Focusing only on capital expenditures reveals the inverse relationship between federal capital spending and state and local government capital spending. As the federal programs increased capital funding for utilities, state and local governments spent less of their own money on capital projects. For four years, the federal government outspent all of the state and local governments combined on capital projects for water and wastewater utilities. Since the mid-1980s, though, as the federal funding programs decreased, state and local governments increased their capital spending significantly for a few years and then on average at 1%-3%/year until 2009. Between 2009 and 2014, state and local governments decreased capital spending by 22%; at the same time, federal capital spending did not change significantly.
By and large, the onus of public funding for water and wastewater capital projects has been on state and local governments for the past couple of decades. In 2014, even after five years of decline, state and local governments still accounted for more than 90% of all public spending on capital projects. The recent decrease in local and state government capital expenditures may thus be of particular concern if it continues for a few more years. Capital needs to rehabilitate or replace aging infrastructure for water and wastewater utilities have been estimated in the hundreds of billions of dollars (even more than a trillion dollars to maintain government-owned and investor-owned water utilities’ pipes and buried assets at the current level of service and expand water service to growing populations in the next 25 years, not counting the wastewater capital needs). If state and local governments’ budgets are increasingly being devoted to covering operations and maintenance costs, it will be difficult for these governments to spend such large sums on capital expenditures in the future without some help, either in the form of federal spending and/or private sector investment in the infrastructure. If the current total public spending of $36.4 billion on capital is maintained annually, it would take 28 years to fund $1 trillion of infrastructure costs for government-owned utilities – it is difficult to tell whether that is sufficient to fund the public sector’s total water and wastewater needs to maintain current levels of service and provide for growth and new regulations in those years.

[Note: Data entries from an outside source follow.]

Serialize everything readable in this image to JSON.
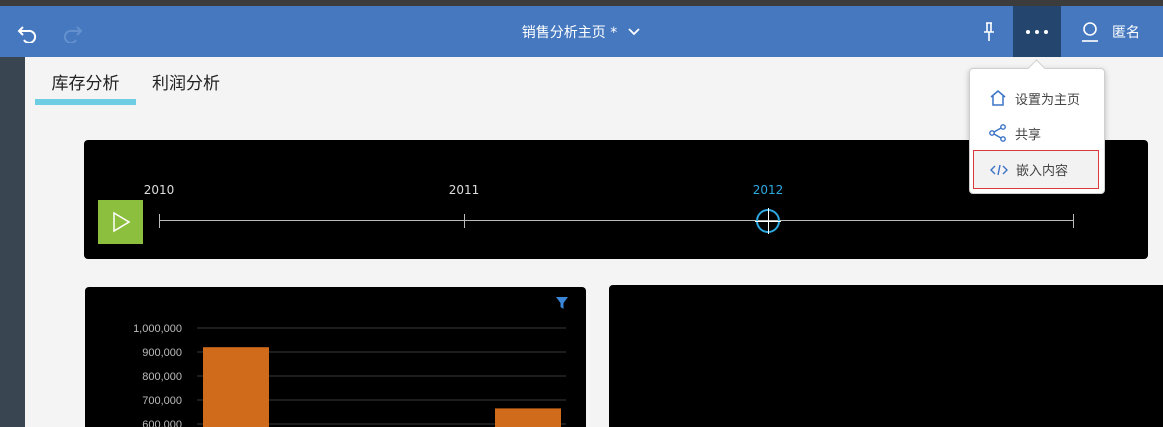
{
  "header": {
    "title": "销售分析主页 *",
    "user_label": "匿名"
  },
  "tabs": [
    {
      "label": "库存分析",
      "active": true
    },
    {
      "label": "利润分析",
      "active": false
    }
  ],
  "timeline": {
    "years": [
      "2010",
      "2011",
      "2012"
    ],
    "selected": "2012"
  },
  "menu": {
    "items": [
      {
        "label": "设置为主页",
        "icon": "home-icon"
      },
      {
        "label": "共享",
        "icon": "share-icon"
      },
      {
        "label": "嵌入内容",
        "icon": "code-icon"
      }
    ]
  },
  "colors": {
    "header": "#4578bf",
    "accent_tab": "#6ecde3",
    "bar": "#d06b1c",
    "play": "#8dbf3f",
    "timeline_active": "#2ea8e0",
    "menu_highlight_border": "#d9393a"
  },
  "chart_data": {
    "type": "bar",
    "categories": [
      "",
      ""
    ],
    "values": [
      920000,
      665000
    ],
    "ylim": [
      600000,
      1000000
    ],
    "yticks": [
      "1,000,000",
      "900,000",
      "800,000",
      "700,000",
      "600,000"
    ],
    "ylabel": ""
  }
}
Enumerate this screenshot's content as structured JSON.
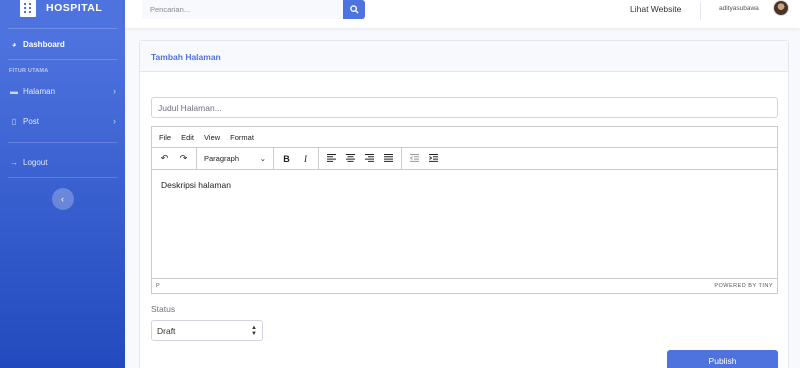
{
  "brand": {
    "name": "HOSPITAL"
  },
  "sidebar": {
    "dashboard": "Dashboard",
    "heading": "FITUR UTAMA",
    "items": [
      {
        "label": "Halaman"
      },
      {
        "label": "Post"
      }
    ],
    "logout": "Logout"
  },
  "topbar": {
    "search_placeholder": "Pencarian...",
    "view_site": "Lihat Website",
    "username": "adityasubawa"
  },
  "card": {
    "title": "Tambah Halaman",
    "title_placeholder": "Judul Halaman...",
    "editor": {
      "menus": [
        "File",
        "Edit",
        "View",
        "Format"
      ],
      "block_format": "Paragraph",
      "content": "Deskripsi halaman",
      "path": "P",
      "powered": "POWERED BY TINY"
    },
    "status_label": "Status",
    "status_value": "Draft",
    "publish_label": "Publish"
  }
}
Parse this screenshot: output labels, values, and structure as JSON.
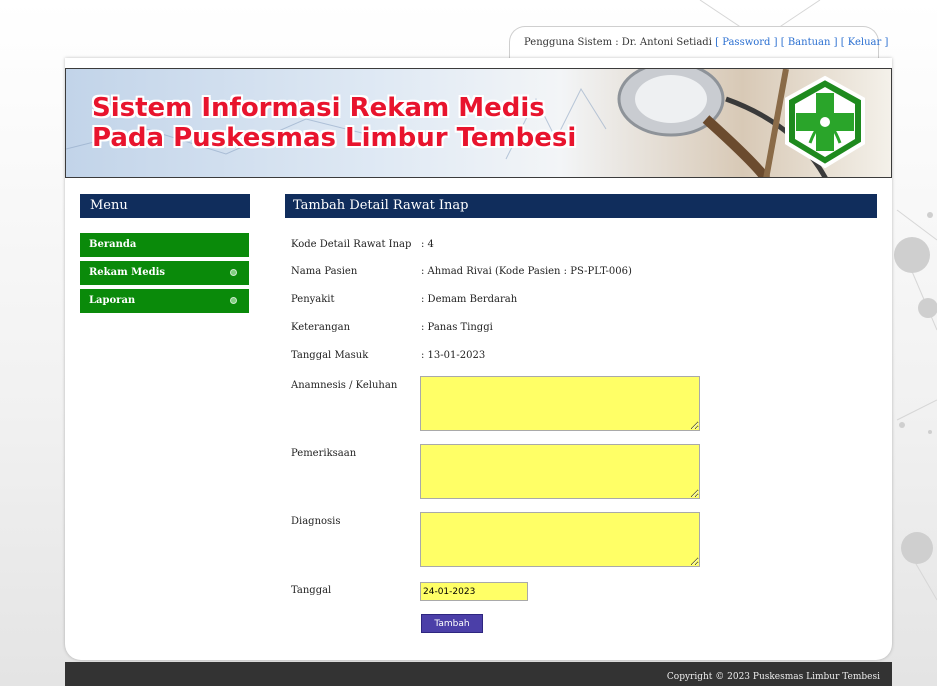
{
  "user_bar": {
    "prefix": "Pengguna Sistem : Dr. Antoni Setiadi",
    "password_link": "[ Password ]",
    "help_link": "[ Bantuan ]",
    "logout_link": "[ Keluar ]"
  },
  "banner": {
    "title_line1": "Sistem Informasi Rekam Medis",
    "title_line2": "Pada Puskesmas Limbur Tembesi"
  },
  "menu": {
    "title": "Menu",
    "items": [
      {
        "label": "Beranda",
        "has_submenu": false
      },
      {
        "label": "Rekam Medis",
        "has_submenu": true
      },
      {
        "label": "Laporan",
        "has_submenu": true
      }
    ]
  },
  "content": {
    "title": "Tambah Detail Rawat Inap",
    "fields": [
      {
        "label": "Kode Detail Rawat Inap",
        "value": ": 4"
      },
      {
        "label": "Nama Pasien",
        "value": ": Ahmad Rivai (Kode Pasien : PS-PLT-006)"
      },
      {
        "label": "Penyakit",
        "value": ": Demam Berdarah"
      },
      {
        "label": "Keterangan",
        "value": ": Panas Tinggi"
      },
      {
        "label": "Tanggal Masuk",
        "value": ": 13-01-2023"
      }
    ],
    "anamnesis_label": "Anamnesis / Keluhan",
    "pemeriksaan_label": "Pemeriksaan",
    "diagnosis_label": "Diagnosis",
    "tanggal_label": "Tanggal",
    "tanggal_value": "24-01-2023",
    "submit_label": "Tambah"
  },
  "footer": {
    "text": "Copyright © 2023 Puskesmas Limbur Tembesi"
  },
  "colors": {
    "header_navy": "#102d5c",
    "menu_green": "#0a8a0a",
    "title_red": "#e8142d",
    "input_yellow": "#ffff66",
    "button_purple": "#4b3fa8",
    "logo_green": "#2aa52a"
  },
  "icons": {
    "logo": "health-cross-logo-icon",
    "submenu_arrow": "submenu-bullet-icon"
  }
}
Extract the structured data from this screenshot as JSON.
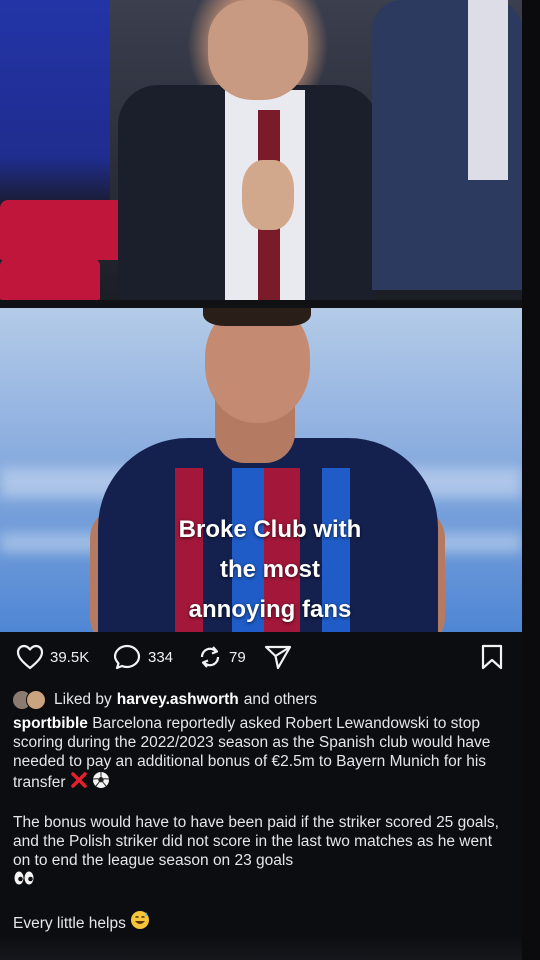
{
  "post_image": {
    "caption_lines": [
      "Broke Club with",
      "the most",
      "annoying fans"
    ]
  },
  "actions": {
    "likes": "39.5K",
    "comments": "334",
    "reposts": "79"
  },
  "liked_by": {
    "prefix": "Liked by",
    "user": "harvey.ashworth",
    "suffix": "and others"
  },
  "post": {
    "author": "sportbible",
    "paragraph1": "Barcelona reportedly asked Robert Lewandowski to stop scoring during the 2022/2023 season as the Spanish club would have needed to pay an additional bonus of €2.5m to Bayern Munich for his transfer",
    "paragraph2": "The bonus would have to have been paid if the striker scored 25 goals, and the Polish striker did not score in the last two matches as he went on to end the league season on 23 goals",
    "paragraph3": "Every little helps"
  },
  "colors": {
    "background": "#0c0d10",
    "text": "#e6e6e8",
    "accent_red": "#c0163b"
  }
}
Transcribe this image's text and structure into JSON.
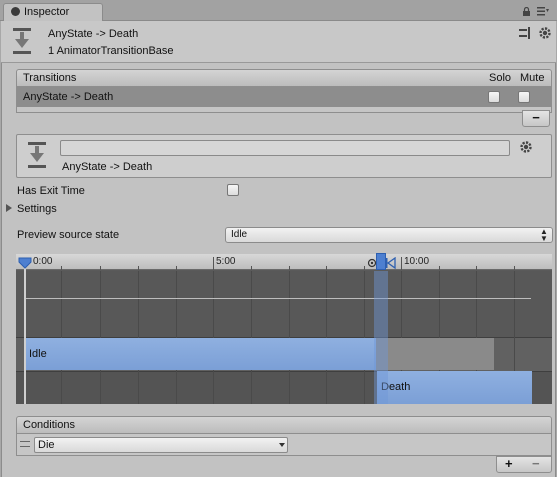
{
  "tab": {
    "title": "Inspector"
  },
  "header": {
    "title": "AnyState -> Death",
    "subtitle": "1 AnimatorTransitionBase"
  },
  "transitions": {
    "header_label": "Transitions",
    "solo_label": "Solo",
    "mute_label": "Mute",
    "items": [
      {
        "label": "AnyState -> Death",
        "solo": false,
        "mute": false
      }
    ],
    "remove_label": "−"
  },
  "transition_box": {
    "name_value": "",
    "label": "AnyState -> Death"
  },
  "has_exit_time": {
    "label": "Has Exit Time",
    "checked": false
  },
  "settings": {
    "label": "Settings",
    "expanded": false
  },
  "preview": {
    "label": "Preview source state",
    "selected": "Idle"
  },
  "timeline": {
    "ticks": [
      "0:00",
      "5:00",
      "10:00"
    ],
    "source_clip": "Idle",
    "destination_clip": "Death",
    "colors": {
      "clip": "#7b9fd6",
      "marker": "#4d7fd0"
    }
  },
  "conditions": {
    "header_label": "Conditions",
    "items": [
      {
        "parameter": "Die"
      }
    ],
    "add_label": "+",
    "remove_label": "−"
  }
}
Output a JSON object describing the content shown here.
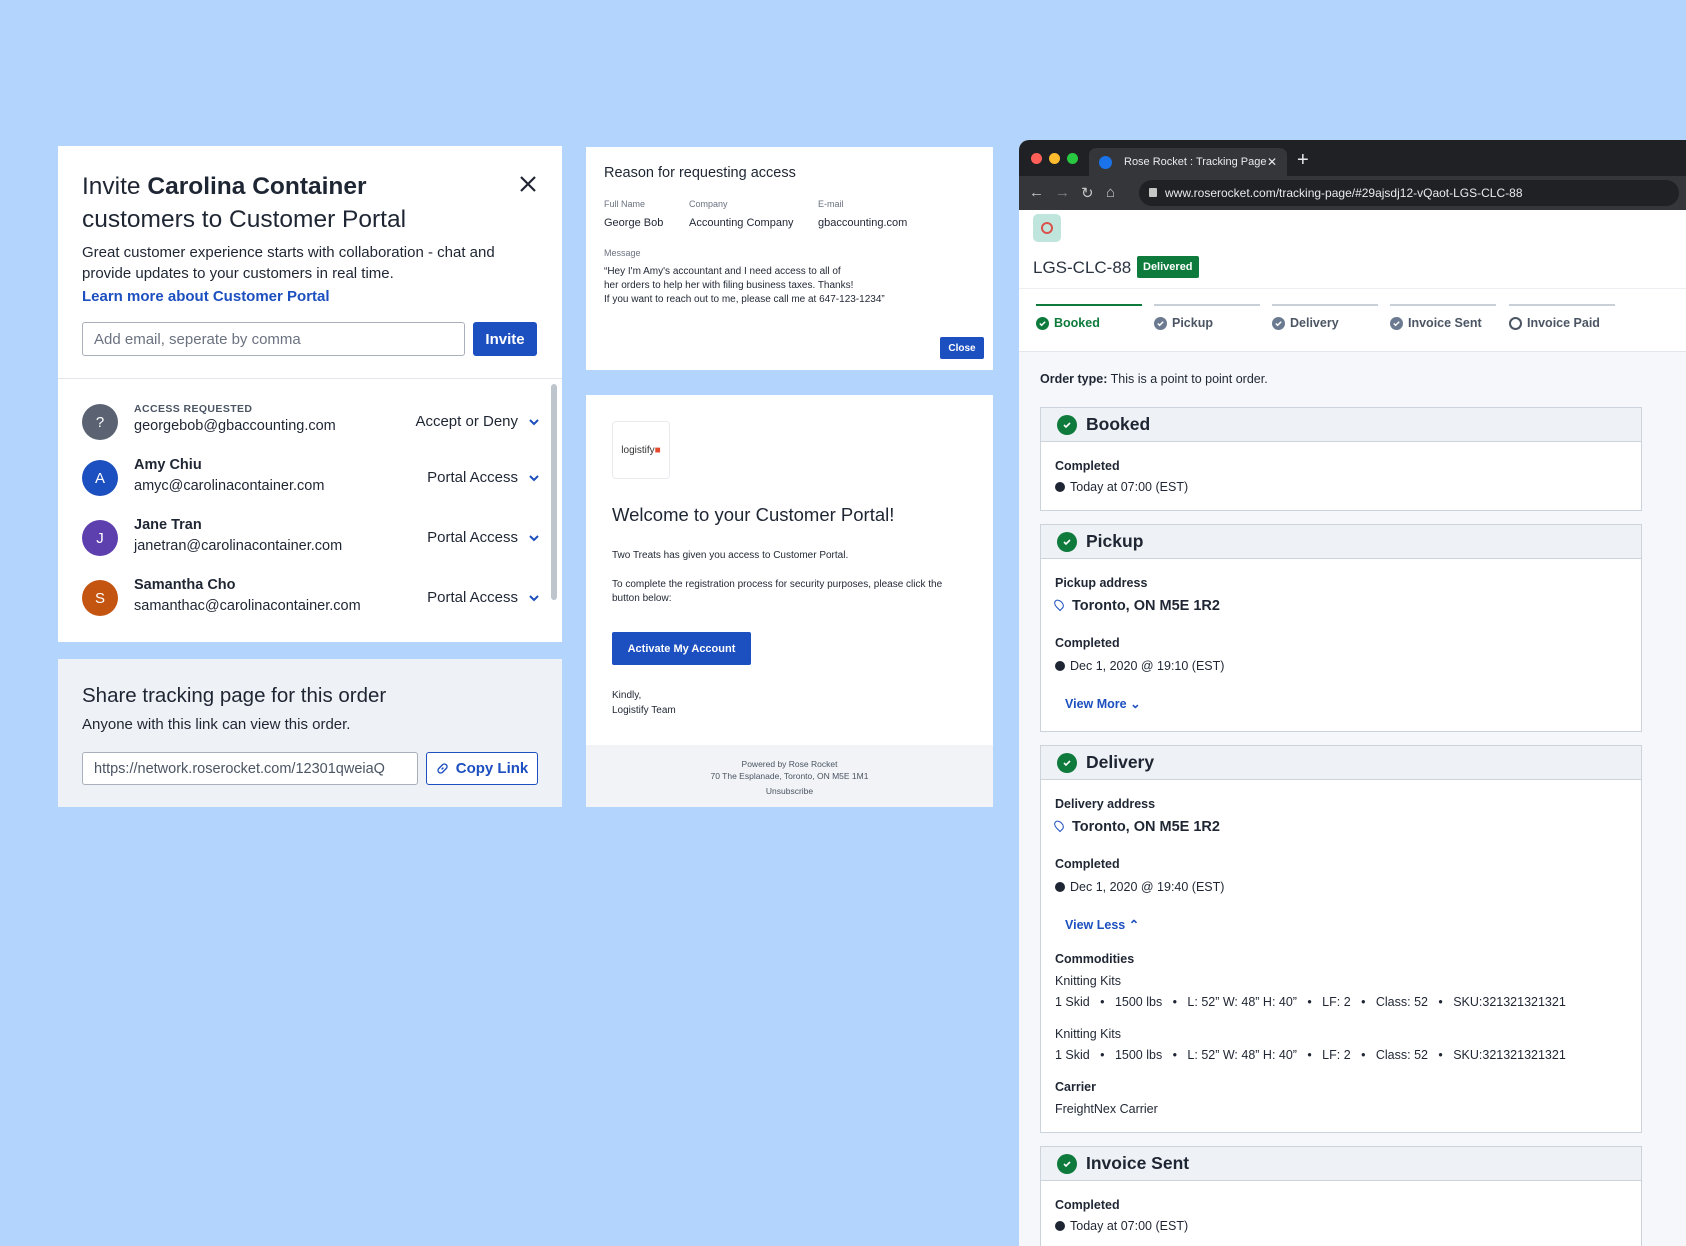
{
  "invite": {
    "title_prefix": "Invite ",
    "title_company": "Carolina Container",
    "title_suffix": " customers to Customer Portal",
    "description": "Great customer experience starts with collaboration - chat and provide updates to your customers in real time.",
    "learn_more": "Learn more about Customer Portal",
    "email_placeholder": "Add email, seperate by comma",
    "invite_button": "Invite",
    "users": [
      {
        "initial": "?",
        "kicker": "ACCESS REQUESTED",
        "name": "",
        "email": "georgebob@gbaccounting.com",
        "access": "Accept or Deny",
        "color": "#5b6372"
      },
      {
        "initial": "A",
        "kicker": "",
        "name": "Amy Chiu",
        "email": "amyc@carolinacontainer.com",
        "access": "Portal Access",
        "color": "#1c4fbf"
      },
      {
        "initial": "J",
        "kicker": "",
        "name": "Jane Tran",
        "email": "janetran@carolinacontainer.com",
        "access": "Portal Access",
        "color": "#5e3fae"
      },
      {
        "initial": "S",
        "kicker": "",
        "name": "Samantha Cho",
        "email": "samanthac@carolinacontainer.com",
        "access": "Portal Access",
        "color": "#c45511"
      }
    ]
  },
  "share": {
    "title": "Share tracking page for this order",
    "subtitle": "Anyone with this link can view this order.",
    "link": "https://network.roserocket.com/12301qweiaQ",
    "copy_button": "Copy Link"
  },
  "reason": {
    "title": "Reason for requesting access",
    "full_name_label": "Full Name",
    "full_name": "George Bob",
    "company_label": "Company",
    "company": "Accounting Company",
    "email_label": "E-mail",
    "email": "gbaccounting.com",
    "message_label": "Message",
    "message_lines": [
      "“Hey I'm Amy's accountant and I need access to all of",
      "her orders to help her with filing business taxes. Thanks!",
      "If you want to reach out to me, please call me at 647-123-1234”"
    ],
    "close_button": "Close"
  },
  "email": {
    "logo_text": "logistify",
    "title": "Welcome to your Customer Portal!",
    "p1": "Two Treats has given you access to Customer Portal.",
    "p2": "To complete the registration process for security purposes, please click the button below:",
    "button": "Activate My Account",
    "sign_1": "Kindly,",
    "sign_2": "Logistify Team",
    "footer_1": "Powered by Rose Rocket",
    "footer_2": "70 The Esplanade, Toronto, ON M5E 1M1",
    "footer_3": "Unsubscribe"
  },
  "browser": {
    "tab_title": "Rose Rocket : Tracking Page",
    "url": "www.roserocket.com/tracking-page/#29ajsdj12-vQaot-LGS-CLC-88",
    "order_id": "LGS-CLC-88",
    "status_badge": "Delivered",
    "steps": [
      "Booked",
      "Pickup",
      "Delivery",
      "Invoice Sent",
      "Invoice Paid"
    ],
    "order_type_label": "Order type:",
    "order_type": "This is a point to point order.",
    "booked": {
      "title": "Booked",
      "completed_label": "Completed",
      "time": "Today at 07:00 (EST)"
    },
    "pickup": {
      "title": "Pickup",
      "address_label": "Pickup address",
      "address": "Toronto, ON M5E 1R2",
      "completed_label": "Completed",
      "time": "Dec 1, 2020 @ 19:10 (EST)",
      "toggle": "View More"
    },
    "delivery": {
      "title": "Delivery",
      "address_label": "Delivery address",
      "address": "Toronto, ON M5E 1R2",
      "completed_label": "Completed",
      "time": "Dec 1, 2020 @ 19:40 (EST)",
      "toggle": "View Less",
      "commodities_label": "Commodities",
      "commodities": [
        {
          "name": "Knitting Kits",
          "specs": "1 Skid   •   1500 lbs   •   L: 52” W: 48” H: 40”   •   LF: 2   •   Class: 52   •   SKU:321321321321"
        },
        {
          "name": "Knitting Kits",
          "specs": "1 Skid   •   1500 lbs   •   L: 52” W: 48” H: 40”   •   LF: 2   •   Class: 52   •   SKU:321321321321"
        }
      ],
      "carrier_label": "Carrier",
      "carrier": "FreightNex Carrier"
    },
    "invoice": {
      "title": "Invoice Sent",
      "completed_label": "Completed",
      "time": "Today at 07:00 (EST)"
    }
  }
}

What does this mean for the future?
Analyzing the historic trends of public spending is insightful, but cannot accurately project what will happen in the future, especially without information on private sector investments. We have demonstrated with the CBO published data how much state and local governments have been and are currently investing in water and wastewater utilities, with some help from the federal funding programs. The recent data also show that it will be difficult to fund the sector’s capital needs along with growing operations and maintenance costs on current trends alone. However, there have already been some changes in priorities and programs in recent years.WRRDA created the new Water Infrastructure Finance and Innovation Authority and updated the Clean Water State Revolving Fund program, providing new avenues to fund water and wastewater utilities. Private-public partnerships are also gaining traction (read about the EFC’s partnership with EPA’s new Water Infrastructure and Resiliency Finance Center to study P3 models for the water sector). These shifts in federal public spending and increasing private sector investment may help alleviate some of the pressure on state and local governments in the long run. In the next few years, though, it is likely that state and, especially, local governments will continue to foot the majority of the bill for government-owned water and wastewater utilities.
Using an Index to Help Project Capital Costs Into the Future
WRRDA: New and Improved Funding for Water Infrastructure
WRRDA: Creating Interactions between the New WIFIA Program and the Updated Clean Water State Revolving Fund